It is an evergreen climbing invasive species plant, growing to 20–30 m high where suitable surfaces are available and also growing as a ground cover where there are no vertical surfaces. It climbs by means of aerial rootlets which cling to the substrate. <br />

Latest revision as of 02:30, 12 February 2020

Kingdom: Plantae
(unranked): Angiosperms
(unranked): Eudicots
(unranked): Asterids
Order: Apiales
Family Araliaceae
Genus: Hedera
Species: H. helix
Binomial name:  Hedera helix
Common name: Common Ivy

Skull and crossbones1.jpg
This plant is poisonous
Visit Phil Bendle Collection:Poisonous Plants in New Zealand

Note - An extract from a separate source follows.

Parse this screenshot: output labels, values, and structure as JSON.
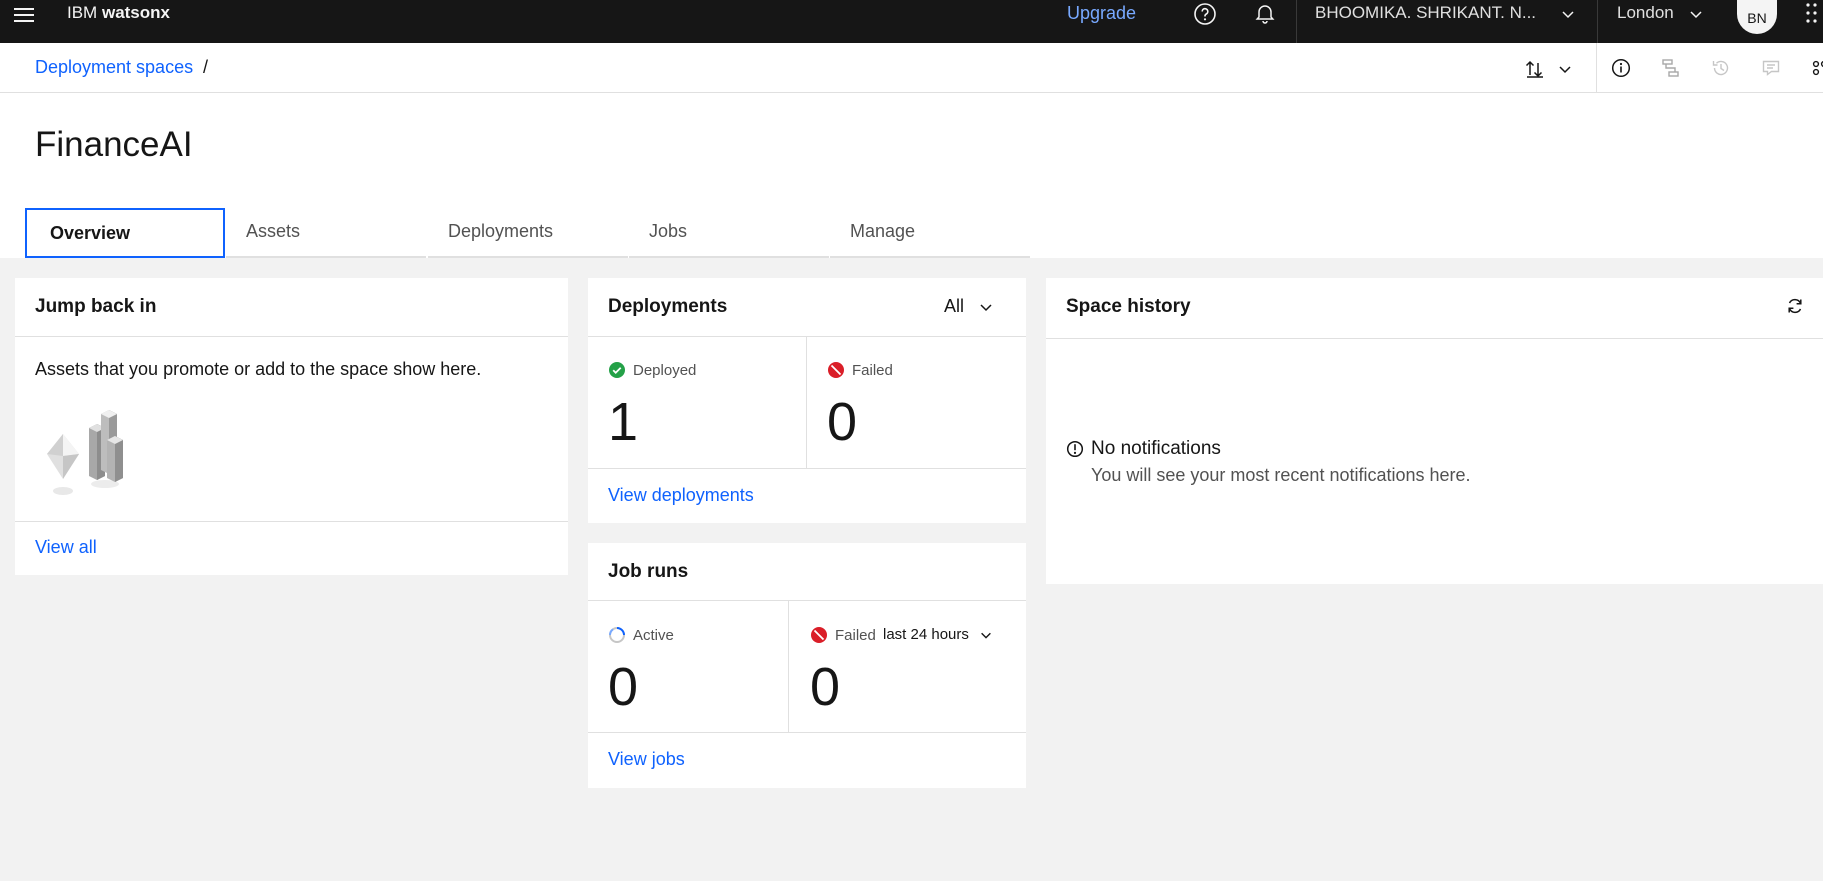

It is an evergreen climbing invasive species plant, growing to 20–30 m high where suitable surfaces are available and also growing as a ground cover where there are no vertical surfaces. It climbs by means of aerial rootlets which cling to the substrate. 
The leaves are alternate, 50–100 mm long, with a 15–20 mm petiole; they are of two types, with palmately five-lobed juvenile leaves on creeping and climbing stems, and unlobed cordate adult leaves on fertile flowering stems exposed to full sun, usually high in the crowns of trees or the top of rock faces. The flowers are produced from late summer until late autumn, individually small, in 3–5 cm diameter umbels, greenish-yellow, and very rich in nectar, an important late autumn food source for bees and other insects. The fruit is a purple-black to orange-yellow berries 6–8 mm diameter, ripening in late winter, and are an important food for many birds, though somewhat poisonous to humans. There are one to five seeds in each berry, which are dispersed by birds eating the berries.